Seek the Encounter

This weekend I was lucky enough to participate in a three-day intensive improv workshop with the insurmountably talented Rob Adler. As part of the exercise, he asked us to encapsulate our experience into words. “Reflect on the experience, ” he said.  “Hold onto it by sharing it.” As much as I want to bask in the glow of the work we did as an ensemble and keep the work to myself, Rob is right. I have to open the box and let it out, it is the only way to hold onto it.

Seek the Encounter

What is the where?

the soft give of the laminate floor closing the space between our feet and it

squeaks of barefoot toes softly padding toward old friends

and new

sense the space around us, dense, pliable, malleable

porous streams of people weaving themselves into my space

then out

then in again, but this time

they stop

take a collective breath

and see me.

Seek the encounter.

where the

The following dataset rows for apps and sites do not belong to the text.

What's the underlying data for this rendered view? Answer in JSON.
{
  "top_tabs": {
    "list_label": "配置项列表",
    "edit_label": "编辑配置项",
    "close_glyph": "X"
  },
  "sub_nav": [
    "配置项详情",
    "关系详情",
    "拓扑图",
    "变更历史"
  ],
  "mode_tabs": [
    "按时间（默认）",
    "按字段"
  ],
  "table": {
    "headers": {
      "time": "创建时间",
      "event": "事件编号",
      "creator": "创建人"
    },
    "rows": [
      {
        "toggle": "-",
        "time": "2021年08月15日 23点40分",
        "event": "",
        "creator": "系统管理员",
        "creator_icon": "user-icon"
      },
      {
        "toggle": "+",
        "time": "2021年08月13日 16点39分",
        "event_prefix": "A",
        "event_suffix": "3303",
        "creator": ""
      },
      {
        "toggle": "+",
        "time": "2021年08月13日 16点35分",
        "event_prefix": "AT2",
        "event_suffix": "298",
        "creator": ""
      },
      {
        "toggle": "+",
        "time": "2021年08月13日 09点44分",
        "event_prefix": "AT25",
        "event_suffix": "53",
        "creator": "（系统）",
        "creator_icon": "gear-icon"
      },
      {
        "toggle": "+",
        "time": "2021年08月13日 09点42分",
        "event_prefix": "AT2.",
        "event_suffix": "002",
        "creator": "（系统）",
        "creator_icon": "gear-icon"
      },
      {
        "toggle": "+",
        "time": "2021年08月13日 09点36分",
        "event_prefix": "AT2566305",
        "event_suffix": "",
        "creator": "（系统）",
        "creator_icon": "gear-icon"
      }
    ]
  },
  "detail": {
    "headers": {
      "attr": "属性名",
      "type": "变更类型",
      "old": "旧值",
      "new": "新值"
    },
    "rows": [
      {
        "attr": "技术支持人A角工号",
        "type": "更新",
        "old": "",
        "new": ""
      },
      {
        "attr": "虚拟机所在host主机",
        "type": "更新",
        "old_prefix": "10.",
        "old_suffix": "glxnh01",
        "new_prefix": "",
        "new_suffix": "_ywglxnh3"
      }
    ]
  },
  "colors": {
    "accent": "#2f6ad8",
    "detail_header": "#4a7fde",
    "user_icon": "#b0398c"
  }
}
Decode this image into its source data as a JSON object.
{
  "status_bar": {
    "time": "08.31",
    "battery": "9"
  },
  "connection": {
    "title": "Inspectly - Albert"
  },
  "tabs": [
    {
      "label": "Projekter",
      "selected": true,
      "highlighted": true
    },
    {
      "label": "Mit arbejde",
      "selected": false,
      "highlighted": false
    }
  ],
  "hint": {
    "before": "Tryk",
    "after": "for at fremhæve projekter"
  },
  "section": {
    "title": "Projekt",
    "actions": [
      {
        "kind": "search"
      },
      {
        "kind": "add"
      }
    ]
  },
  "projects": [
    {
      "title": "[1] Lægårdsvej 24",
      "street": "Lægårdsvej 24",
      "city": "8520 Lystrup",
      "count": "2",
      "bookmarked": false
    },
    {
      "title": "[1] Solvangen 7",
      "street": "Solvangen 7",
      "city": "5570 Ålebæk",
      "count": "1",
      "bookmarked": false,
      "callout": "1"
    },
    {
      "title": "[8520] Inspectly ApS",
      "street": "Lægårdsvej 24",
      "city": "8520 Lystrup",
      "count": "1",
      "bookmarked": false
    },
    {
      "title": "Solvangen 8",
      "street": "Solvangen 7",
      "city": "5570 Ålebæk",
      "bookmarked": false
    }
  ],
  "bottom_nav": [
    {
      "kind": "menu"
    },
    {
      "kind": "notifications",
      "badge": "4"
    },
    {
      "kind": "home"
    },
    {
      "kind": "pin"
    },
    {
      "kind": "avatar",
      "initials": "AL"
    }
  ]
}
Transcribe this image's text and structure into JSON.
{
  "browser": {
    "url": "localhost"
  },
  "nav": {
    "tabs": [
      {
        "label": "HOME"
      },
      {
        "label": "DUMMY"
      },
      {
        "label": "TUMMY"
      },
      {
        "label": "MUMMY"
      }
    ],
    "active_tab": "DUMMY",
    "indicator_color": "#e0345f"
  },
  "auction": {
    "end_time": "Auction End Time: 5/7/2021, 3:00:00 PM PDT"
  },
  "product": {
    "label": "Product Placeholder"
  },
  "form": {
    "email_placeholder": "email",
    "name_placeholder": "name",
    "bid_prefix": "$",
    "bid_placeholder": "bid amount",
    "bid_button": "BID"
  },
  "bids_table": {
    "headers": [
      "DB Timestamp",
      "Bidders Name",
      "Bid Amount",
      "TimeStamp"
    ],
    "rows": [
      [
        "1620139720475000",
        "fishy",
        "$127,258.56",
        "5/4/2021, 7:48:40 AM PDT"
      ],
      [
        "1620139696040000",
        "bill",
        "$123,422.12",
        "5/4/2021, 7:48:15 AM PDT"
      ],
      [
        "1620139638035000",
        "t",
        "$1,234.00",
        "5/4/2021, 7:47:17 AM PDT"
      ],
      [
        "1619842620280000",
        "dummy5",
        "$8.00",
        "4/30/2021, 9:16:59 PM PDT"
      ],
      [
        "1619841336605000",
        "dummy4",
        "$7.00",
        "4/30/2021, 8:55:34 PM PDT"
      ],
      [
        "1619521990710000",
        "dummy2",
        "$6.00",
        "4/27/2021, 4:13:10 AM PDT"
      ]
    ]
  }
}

dull hum of florescent lights cast tungsten tones onto dirty, beige walls

see the color: orange, now yellow, now red, now green, now black

now orange again

one at a time we move through space, between us and feel

blind faith leading us away from our limitations

embrace the fear, the sting of unknown, heightened senses

see with your ears

then stop

take a collective breath

and hear me.

Seek the encounter.

where the

palpable beats of our hearts, rhythmic and tribal move us as one organism

driven by the collective experience

we mirror

follow no leader, just see, and hear, and feel, and move

toward one another, morphing, changing, transforming

again and again and again until you are me and I am you and we are we

hand in hand we sprint toward the unknown

then stop

take a collective breath

and become

one.

Almost Paradise

When you think of paradise, what do you picture? Sandy beaches with coconut palms waving in the breeze? Peaceful, clear water that looks as though it’s made of glass? That’s usually what I picture, but on Thursday I think I changed my mind. I think paradise looks more like this:

IMG_4660

and this

IMG_4664

and this

IMG_4690

To me, paradise is 140 American 7th graders, gathered together at Ground Zero in Hiroshima, Japan 70 years after the United States annihilated the city. I know this may sound odd because to most people, the thought of 140 7th graders anywhere at any time conjures images of panic and pre-teen chaos. Images of Hiroshima City following the bomb drop are heartbreaking, sickening. But to me, this image of young kids learning about and paying tribute to those who lost their lives in an unthinkable tragedy, is beautiful. To me, that’s paradise.

Let me give you some background:

In class we’ve been studying the Pacific War and I’ve asked kids questions like; Can war be justified? How does war effect people? What are the long term consequences of war? etc. We’ve studied strategy, survivor stories, the science behind the Atomic Bomb, and Hiroshima’s heroic desire to become a symbol of world peace. Then, we took the kids to see the city firsthand. To hear the stories, see the remnants,  and feel the magnitude of the event. They felt it. My amazing thirteens listened to the lost and they felt it: an overwhelming sense of the need for peace.

If you haven’t visited the Peace Park, Museum, or Victims Memorial it’s worth a visit. Hiroshima is a beautiful city with meandering rivers and parks. Peaceful gatherings of friends and families can be seen strolling past Hiroshima Dome, pondering the past, looking toward the future. It’s hard to believe that in my aunt’s lifetime, this stunning jewel of a city was a place of horror and indescribable inhumanity.  That’s what makes Hiroshima so remarkable. Rather than harbor anger and hatred, Hiroshima retaliated with a desire to be a symbol of peace and to bring an end to nuclear warfare.

Hiroshima is such a powerful reminder of the wreckless remnants of war and the overwhelming need for world compassion that when I snapped the photo of 140 13-year-olds in that remarkable place, I felt a sense of peace.

It really is paradise.

To learn more about Hiroshima City, please visit http://visithiroshima.net/world_heritage/a-bomb_dome.html